Page and application data records:
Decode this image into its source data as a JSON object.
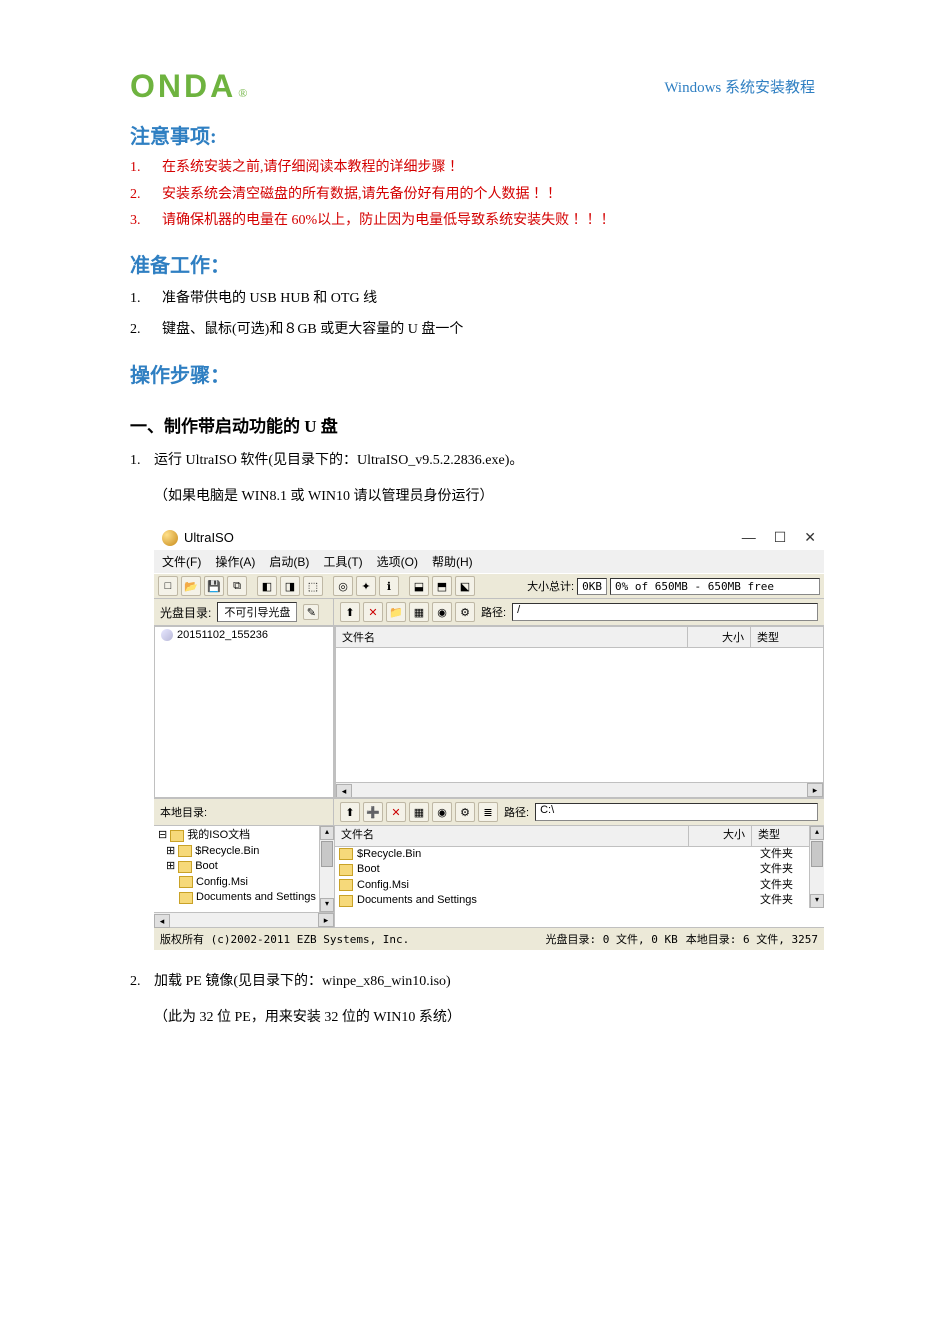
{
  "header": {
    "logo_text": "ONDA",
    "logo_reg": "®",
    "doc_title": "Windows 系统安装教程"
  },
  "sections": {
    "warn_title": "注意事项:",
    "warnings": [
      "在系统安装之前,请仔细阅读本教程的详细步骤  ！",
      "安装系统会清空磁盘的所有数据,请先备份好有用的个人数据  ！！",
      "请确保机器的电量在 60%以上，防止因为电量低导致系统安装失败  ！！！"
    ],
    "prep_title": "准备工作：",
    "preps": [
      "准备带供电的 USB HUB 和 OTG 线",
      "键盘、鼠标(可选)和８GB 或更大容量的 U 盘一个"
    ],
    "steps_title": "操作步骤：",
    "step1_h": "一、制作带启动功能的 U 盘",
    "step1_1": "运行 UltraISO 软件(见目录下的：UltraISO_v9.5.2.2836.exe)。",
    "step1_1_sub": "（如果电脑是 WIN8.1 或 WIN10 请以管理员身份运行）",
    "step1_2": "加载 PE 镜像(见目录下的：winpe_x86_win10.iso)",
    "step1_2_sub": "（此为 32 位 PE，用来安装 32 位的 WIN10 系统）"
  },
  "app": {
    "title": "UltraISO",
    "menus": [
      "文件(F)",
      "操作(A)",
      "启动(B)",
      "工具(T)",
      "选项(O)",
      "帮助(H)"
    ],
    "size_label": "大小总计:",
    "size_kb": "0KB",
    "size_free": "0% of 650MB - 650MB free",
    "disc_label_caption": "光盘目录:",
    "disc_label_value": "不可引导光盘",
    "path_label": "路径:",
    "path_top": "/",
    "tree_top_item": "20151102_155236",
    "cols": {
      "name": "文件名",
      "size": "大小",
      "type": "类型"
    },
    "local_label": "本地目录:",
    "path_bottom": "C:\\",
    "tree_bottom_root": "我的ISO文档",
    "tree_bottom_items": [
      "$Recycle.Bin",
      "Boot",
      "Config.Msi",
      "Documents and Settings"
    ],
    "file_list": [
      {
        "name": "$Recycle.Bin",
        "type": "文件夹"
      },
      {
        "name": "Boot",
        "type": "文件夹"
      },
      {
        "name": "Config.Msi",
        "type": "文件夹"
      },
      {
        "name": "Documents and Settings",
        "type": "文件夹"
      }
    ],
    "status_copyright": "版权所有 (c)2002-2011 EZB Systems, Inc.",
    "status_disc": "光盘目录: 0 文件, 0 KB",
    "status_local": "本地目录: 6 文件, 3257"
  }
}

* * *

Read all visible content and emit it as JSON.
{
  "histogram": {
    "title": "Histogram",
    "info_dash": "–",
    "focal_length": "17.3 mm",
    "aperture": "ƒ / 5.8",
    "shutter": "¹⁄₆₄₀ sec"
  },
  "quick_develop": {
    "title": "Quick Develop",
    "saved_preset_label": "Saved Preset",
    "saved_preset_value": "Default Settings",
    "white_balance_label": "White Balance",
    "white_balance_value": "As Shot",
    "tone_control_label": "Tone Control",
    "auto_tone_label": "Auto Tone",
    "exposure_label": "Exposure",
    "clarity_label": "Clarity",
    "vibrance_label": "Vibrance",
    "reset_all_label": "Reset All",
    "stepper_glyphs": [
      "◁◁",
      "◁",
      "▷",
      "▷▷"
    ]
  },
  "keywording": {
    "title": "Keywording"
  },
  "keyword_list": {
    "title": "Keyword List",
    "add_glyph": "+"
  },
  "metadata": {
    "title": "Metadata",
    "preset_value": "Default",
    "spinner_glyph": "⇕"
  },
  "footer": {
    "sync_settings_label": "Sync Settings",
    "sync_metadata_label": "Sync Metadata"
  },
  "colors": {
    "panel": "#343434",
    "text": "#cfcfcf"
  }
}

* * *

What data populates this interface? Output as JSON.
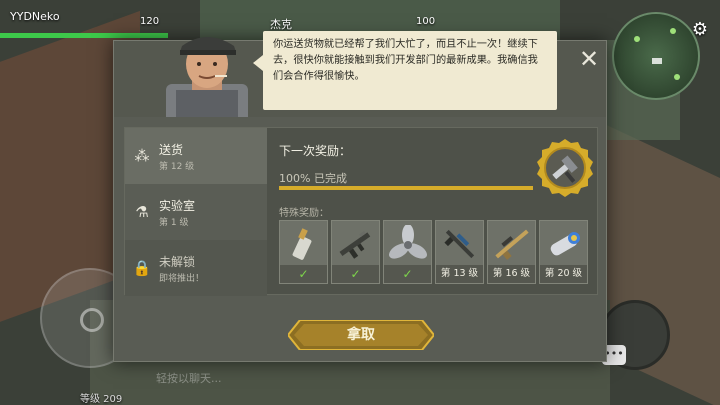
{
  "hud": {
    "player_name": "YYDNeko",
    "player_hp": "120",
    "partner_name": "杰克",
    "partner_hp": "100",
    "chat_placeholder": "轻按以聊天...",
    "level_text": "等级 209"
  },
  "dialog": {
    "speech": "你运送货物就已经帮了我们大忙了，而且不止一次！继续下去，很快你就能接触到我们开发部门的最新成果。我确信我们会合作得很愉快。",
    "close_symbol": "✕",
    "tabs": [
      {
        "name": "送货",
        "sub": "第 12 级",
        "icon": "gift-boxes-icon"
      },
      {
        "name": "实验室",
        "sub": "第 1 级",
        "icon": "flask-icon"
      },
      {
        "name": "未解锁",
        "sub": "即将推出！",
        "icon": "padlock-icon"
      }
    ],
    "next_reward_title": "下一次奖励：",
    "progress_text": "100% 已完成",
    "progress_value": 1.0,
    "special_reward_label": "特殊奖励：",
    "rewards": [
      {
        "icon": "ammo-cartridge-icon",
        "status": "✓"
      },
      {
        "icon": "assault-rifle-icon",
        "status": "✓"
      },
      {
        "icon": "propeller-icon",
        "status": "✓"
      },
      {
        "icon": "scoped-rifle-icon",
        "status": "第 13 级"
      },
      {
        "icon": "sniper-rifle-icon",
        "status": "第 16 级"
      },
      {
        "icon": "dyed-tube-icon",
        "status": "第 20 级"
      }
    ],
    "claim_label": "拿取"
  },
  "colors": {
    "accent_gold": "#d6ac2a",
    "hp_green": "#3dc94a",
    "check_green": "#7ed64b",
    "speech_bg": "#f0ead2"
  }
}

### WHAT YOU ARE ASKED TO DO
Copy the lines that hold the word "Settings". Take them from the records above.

### EXERCISE ANSWER
      "Documents and Settings"
        "name": "Documents and Settings",
    "saved_preset_value": "Default Settings",
    "sync_settings_label": "Sync Settings",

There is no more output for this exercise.